Here's how I see this, as I used to sell home stereos a few years back
when I was in college (at best buy, no less)...
Information gathered from observation and talking to every tom, dick
and harry who visited best buy to piss on our equipment...
Look at the THD number on a new reciever... the less the better, this
is the real bottom line spec as I understand it. THD = Total Harmonic
Distortion. This number increases exponentially as the volume is
raised...both numbers will be in the "specs sheet" for the new
reciever. You can ask at best buy for these documents because they
have one for each piece of equipment they sell...be polite but
assertive, you can get anything done.
Also, when you go to buy a reciever, feel how heavy it is. You WANT

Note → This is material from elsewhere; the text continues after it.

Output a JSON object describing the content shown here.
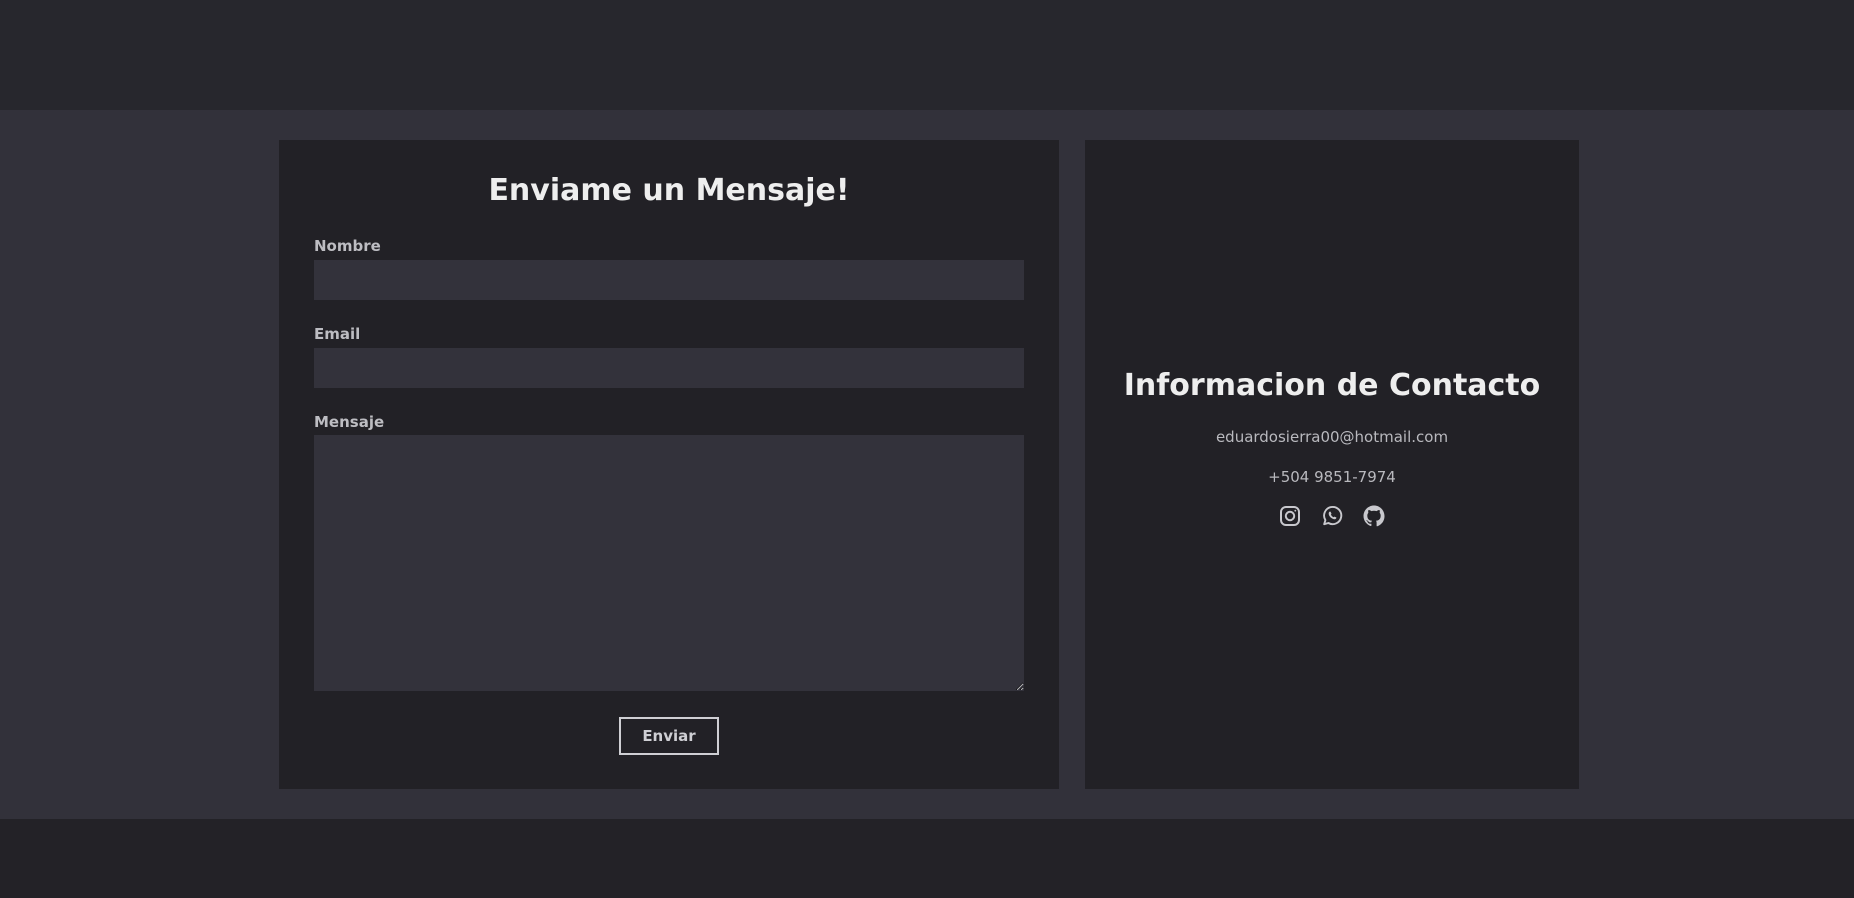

heavy receivers. The advent of 'switching power supplies' (the things
they run computers off of, and almost everything else now) have kinda
taken over most consumer electronics, but you can find some receivers

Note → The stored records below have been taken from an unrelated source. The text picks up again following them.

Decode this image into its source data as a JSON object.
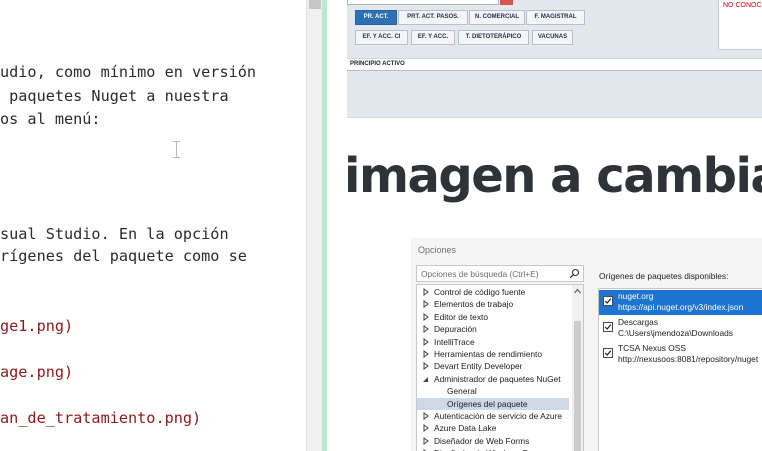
{
  "editor": {
    "lines": [
      {
        "text": "udio, como mínimo en versión",
        "kind": "text"
      },
      {
        "text": " paquetes Nuget a nuestra",
        "kind": "text"
      },
      {
        "text": "os al menú:",
        "kind": "text"
      },
      {
        "text": "sual Studio. En la opción",
        "kind": "text"
      },
      {
        "text": "rígenes del paquete como se",
        "kind": "text"
      },
      {
        "text": "ge1.png)",
        "kind": "link"
      },
      {
        "text": "age.png)",
        "kind": "link"
      },
      {
        "text": "an_de_tratamiento.png)",
        "kind": "link"
      }
    ]
  },
  "top_screenshot": {
    "tabs_row1": [
      "PR. ACT.",
      "PRT. ACT. PASOS.",
      "N. COMERCIAL",
      "F. MAGISTRAL"
    ],
    "tabs_row2": [
      "EF. Y ACC. CI",
      "EF. Y ACC.",
      "T. DIETOTERÁPICO",
      "VACUNAS"
    ],
    "active_tab": "PR. ACT.",
    "status_text": "NO CONOC",
    "column_header": "PRINCIPIO ACTIVO",
    "colors": {
      "active_tab": "#2f6fb6",
      "status": "#d0021b",
      "splitter": "#b7ecc9"
    }
  },
  "preview": {
    "heading": "imagen a cambiar"
  },
  "options_dialog": {
    "title": "Opciones",
    "search_placeholder": "Opciones de búsqueda (Ctrl+E)",
    "tree": [
      {
        "label": "Control de código fuente",
        "state": "collapsed",
        "level": 0
      },
      {
        "label": "Elementos de trabajo",
        "state": "collapsed",
        "level": 0
      },
      {
        "label": "Editor de texto",
        "state": "collapsed",
        "level": 0
      },
      {
        "label": "Depuración",
        "state": "collapsed",
        "level": 0
      },
      {
        "label": "IntelliTrace",
        "state": "collapsed",
        "level": 0
      },
      {
        "label": "Herramientas de rendimiento",
        "state": "collapsed",
        "level": 0
      },
      {
        "label": "Devart Entity Developer",
        "state": "collapsed",
        "level": 0
      },
      {
        "label": "Administrador de paquetes NuGet",
        "state": "expanded",
        "level": 0
      },
      {
        "label": "General",
        "state": "leaf",
        "level": 1
      },
      {
        "label": "Orígenes del paquete",
        "state": "leaf",
        "level": 1,
        "selected": true
      },
      {
        "label": "Autenticación de servicio de Azure",
        "state": "collapsed",
        "level": 0
      },
      {
        "label": "Azure Data Lake",
        "state": "collapsed",
        "level": 0
      },
      {
        "label": "Diseñador de Web Forms",
        "state": "collapsed",
        "level": 0
      },
      {
        "label": "Diseñador de Windows Forms",
        "state": "collapsed",
        "level": 0
      }
    ],
    "sources_header": "Orígenes de paquetes disponibles:",
    "sources": [
      {
        "name": "nuget.org",
        "url": "https://api.nuget.org/v3/index.json",
        "checked": true,
        "selected": true
      },
      {
        "name": "Descargas",
        "url": "C:\\Users\\jmendoza\\Downloads",
        "checked": true,
        "selected": false
      },
      {
        "name": "TCSA Nexus OSS",
        "url": "http://nexusoos:8081/repository/nuget",
        "checked": true,
        "selected": false
      }
    ]
  }
}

that still use the big, heavy 'transformer' that it replaced... you can
tell if it has a transformer by how heavy the unit is near the power
cord. Onkyo, Yamaha, and Technics until they got bought out by
Matsushita/Panasonic around the millinium all had the transformers.
Don't worry about a phono input if you have a record player...you'll
never find a set of pre-amped inputs anymore... just buy a $30 pre-amp
if you have a turntable, it will degrade the sound quality, but IT'S A
PIECE OF VINYL, with little pits in it that creates sound... it's got
horrible quality anyhow.
Now, a few notes... a decent 2-channel (handles 2 speakers at once,
call it stereo for you old timers) is gonna run you almost the same as
a decent Dolby 5.1 which has the ability to not only run your basic two
speakers with the same power, but hook up another 3 and a subwoofer for
a real home theater experience. You can switch between 2 channel and
5.1 on every reciever I've seen...but you'll actually have to read the
manual with a 5.1 reciever, they get kinda complex compared to the plug
and they work 2-channel deals.
Technics ain't technics any more...don't buy anything made after the
late 90's with the technics brand expecting the same quality at your
older models...same for Pioneer, I have a pioneer that is really nice,
but it's definitely cheaply made. Their car equipment is still good,
but home stereos are...cheap seeming. sound is good though.
good luck... let me know if you've got any more questions or need info
on how to hook something up, that stuff gets complicated quickly.